Fingerprints off iPhone 5s

The iPhone, a coveted object of desire among the image-conscious masses, and the catalyst which revolutionized the smartphone industry, looks to revolutionize the market yet again. Every iPhone reincarnation has been marked by months of hyped anticipation, followed by long lines of Apple devotees determined to be the first to get their hands on the latest model.

However, the release of the iPhone 5s has been met with some negativity this year, concerning one of the phone's newest features — a fingerprint scanner — which has incited public outcry and impassioned Internet debates.

The introduction of the scanner comes only months after the NSA data-mining scandal, which has made many Americans rethink issues concerning technological privacy.

According to Reuters' official website, the fingerprint scanner utilizes state-of-the-art biometric technology, and removes the hassle of entering a password to unlock the phone. It is also used as a verification tool for buying music or applications from the iTunes and app stores.

An iPhone 5s user would simply need to tap their finger against the home button to access their phone or purchase items.

Despite the nerds out there crying doomsday, some analysts believe the fingerprint scanner will increase user security.

According to Apple's official website, 50 percent of smartphone users do not set up a password for their phones.

The question is, should we trust Apple to safe-keep a biological stamp of our identity? Are the concerns justified, or are they just an embodiment of the paranoia that is rampant in our current sociopolitical climate?

The fingerprint data recorded by the scanner would only be stored on the phone, and it would not be transmitted to a database, eliminating concerns regarding information privacy, and identity theft, according to Apple.
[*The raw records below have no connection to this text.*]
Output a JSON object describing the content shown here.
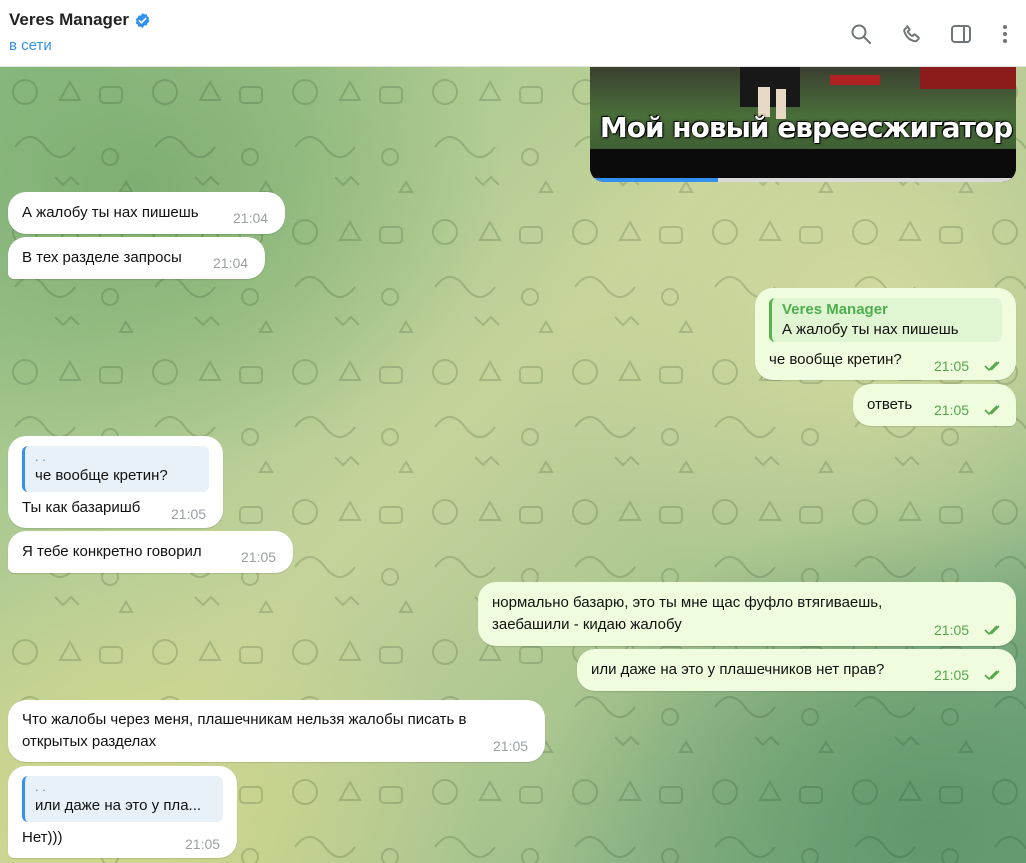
{
  "header": {
    "name": "Veres Manager",
    "status": "в сети"
  },
  "video": {
    "caption": "Мой новый евреесжигатор",
    "progress": 0.3
  },
  "messages": [
    {
      "text": "А жалобу ты нах пишешь",
      "time": "21:04"
    },
    {
      "text": "В тех разделе запросы",
      "time": "21:04"
    },
    {
      "reply_name": "Veres Manager",
      "reply_text": "А жалобу ты нах пишешь",
      "text": "че вообще кретин?",
      "time": "21:05"
    },
    {
      "text": "ответь",
      "time": "21:05"
    },
    {
      "reply_name": ". .",
      "reply_text": "че вообще кретин?",
      "text": "Ты как базаришб",
      "time": "21:05"
    },
    {
      "text": "Я тебе конкретно говорил",
      "time": "21:05"
    },
    {
      "text_line1": "нормально базарю, это ты мне щас фуфло втягиваешь,",
      "text_line2": "заебашили - кидаю жалобу",
      "time": "21:05"
    },
    {
      "text": "или даже на это у плашечников нет прав?",
      "time": "21:05"
    },
    {
      "text_line1": "Что жалобы через меня, плашечникам нельзя жалобы писать в",
      "text_line2": "открытых разделах",
      "time": "21:05"
    },
    {
      "reply_name": ". .",
      "reply_text": "или даже на это у пла...",
      "text": "Нет)))",
      "time": "21:05"
    }
  ]
}
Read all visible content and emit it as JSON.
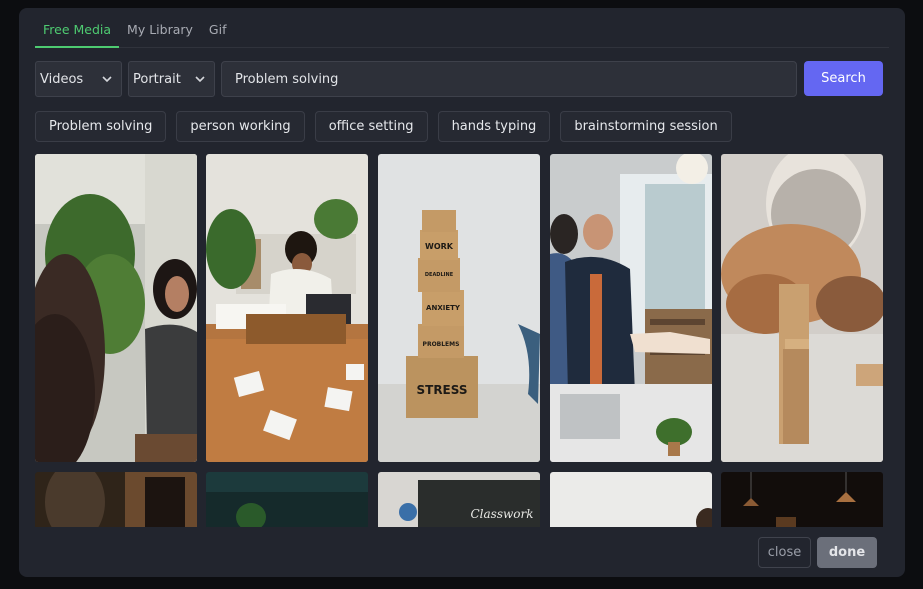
{
  "tabs": [
    {
      "label": "Free Media",
      "active": true
    },
    {
      "label": "My Library",
      "active": false
    },
    {
      "label": "Gif",
      "active": false
    }
  ],
  "controls": {
    "media_type": "Videos",
    "orientation": "Portrait",
    "search_value": "Problem solving",
    "search_button": "Search"
  },
  "suggestions": [
    "Problem solving",
    "person working",
    "office setting",
    "hands typing",
    "brainstorming session"
  ],
  "thumbnails": [
    {
      "name": "woman-stressed-by-plant",
      "text": ""
    },
    {
      "name": "woman-messy-desk-papers",
      "text": ""
    },
    {
      "name": "stress-box-tower",
      "labels": [
        "WORK",
        "DEADLINE",
        "ANXIETY",
        "PROBLEMS",
        "STRESS"
      ]
    },
    {
      "name": "office-handshake",
      "text": ""
    },
    {
      "name": "wooden-blocks-domino",
      "text": ""
    },
    {
      "name": "dark-room-video",
      "text": ""
    },
    {
      "name": "teal-plant-video",
      "text": ""
    },
    {
      "name": "classwork-chalkboard",
      "text": "Classwork"
    },
    {
      "name": "white-wall-video",
      "text": ""
    },
    {
      "name": "dark-pendant-lamps",
      "text": ""
    }
  ],
  "footer": {
    "close_label": "close",
    "done_label": "done"
  },
  "colors": {
    "accent_green": "#4ecb71",
    "search_button": "#6467f2",
    "modal_bg": "#22252e"
  }
}
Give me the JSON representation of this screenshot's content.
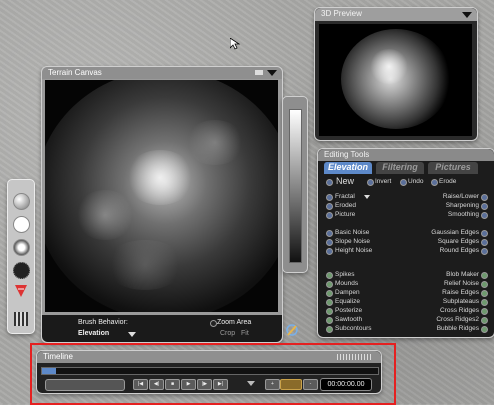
{
  "preview": {
    "title": "3D Preview"
  },
  "canvas": {
    "title": "Terrain Canvas",
    "brush_behavior_label": "Brush Behavior:",
    "brush_behavior_value": "Elevation",
    "zoom_area": "Zoom Area",
    "crop": "Crop",
    "fit": "Fit"
  },
  "editing": {
    "title": "Editing Tools",
    "tabs": [
      {
        "label": "Elevation",
        "active": true
      },
      {
        "label": "Filtering",
        "active": false
      },
      {
        "label": "Pictures",
        "active": false
      }
    ],
    "top_row": {
      "new": "New",
      "invert": "Invert",
      "undo": "Undo",
      "erode": "Erode"
    },
    "left_group_1": [
      "Fractal",
      "Eroded",
      "Picture"
    ],
    "right_group_1": [
      "Raise/Lower",
      "Sharpening",
      "Smoothing"
    ],
    "left_group_2": [
      "Basic Noise",
      "Slope Noise",
      "Height Noise"
    ],
    "right_group_2": [
      "Gaussian Edges",
      "Square Edges",
      "Round Edges"
    ],
    "left_group_3": [
      "Spikes",
      "Mounds",
      "Dampen",
      "Equalize",
      "Posterize",
      "Sawtooth",
      "Subcontours"
    ],
    "right_group_3": [
      "Blob Maker",
      "Relief Noise",
      "Raise Edges",
      "Subplateaus",
      "Cross Ridges",
      "Cross Ridges2",
      "Bubble Ridges"
    ]
  },
  "timeline": {
    "title": "Timeline",
    "time": "00:00:00.00"
  },
  "colors": {
    "background": "#a9a9a7",
    "panel": "#1b1b1b",
    "highlight": "#e52020",
    "tab_active": "#5d89c9"
  }
}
However, Howard Stahl, computer science professor at Santa Monica College, does not agree.

"I wouldn't do it," he said. "I would not give them my fingerprint. If a hacker was to get to the location of the phone where the fingerprints are saved, they are able to put their fingerprints there instead of yours, and now you have been locked out of your phone."

Too many risks come with the fingerprint feature that Apple introduced in their new models.

"There are a lot of concerns regarding that fingerprint," Stahl said. "People might want to think carefully before they give Apple their fingerprint because there is no way to take it back.”

The fingerprint scanner has never been incorporated into a cellphone before, Stahl warned. There may be certain loopholes and initial hiccups that could be risky for a user's privacy and security.

Nevertheless, SMC students seem nonchalant and unfazed by the potential virtual threats that the iPhone 5s may present. Many of them think the convenience and the coolness factor outweigh the cost of a security breach.

"I don't think it's unsafe; I don't mind," said David Javidzid, an SMC philosophy major.

I was initially in favor of the fingerprint scanner when I first heard of it because I thought it sounded nifty, reminiscent of those high-tech gadgets from science fiction movies.

Fantasy and conspiracy theories aside, Apple claims that fingerprints recorded by the scanner are perfectly safe due to the fact that they are stored locally on the phone and not saved in a database.

The fingerprint scanner is still a largely unexplored territory, and when you factor in loopholes, glitches and hackers into the equation, the iPhone 5s just is not worth the danger.

"It is a new feature, so some of it might just be rumors or innuendos, but hopefully it will get more clear once people get used to how it works, the way it works, how they are securing it, and whether it is really as secure as they say,” said Stahl.

I normally cannot wait to get my hands on the latest iPhone, but since Apple is insistent on the fingerprint scanner, I will be keeping my hands (and fingerprints) away from the iPhone 5s.

OpinionLyan WongComment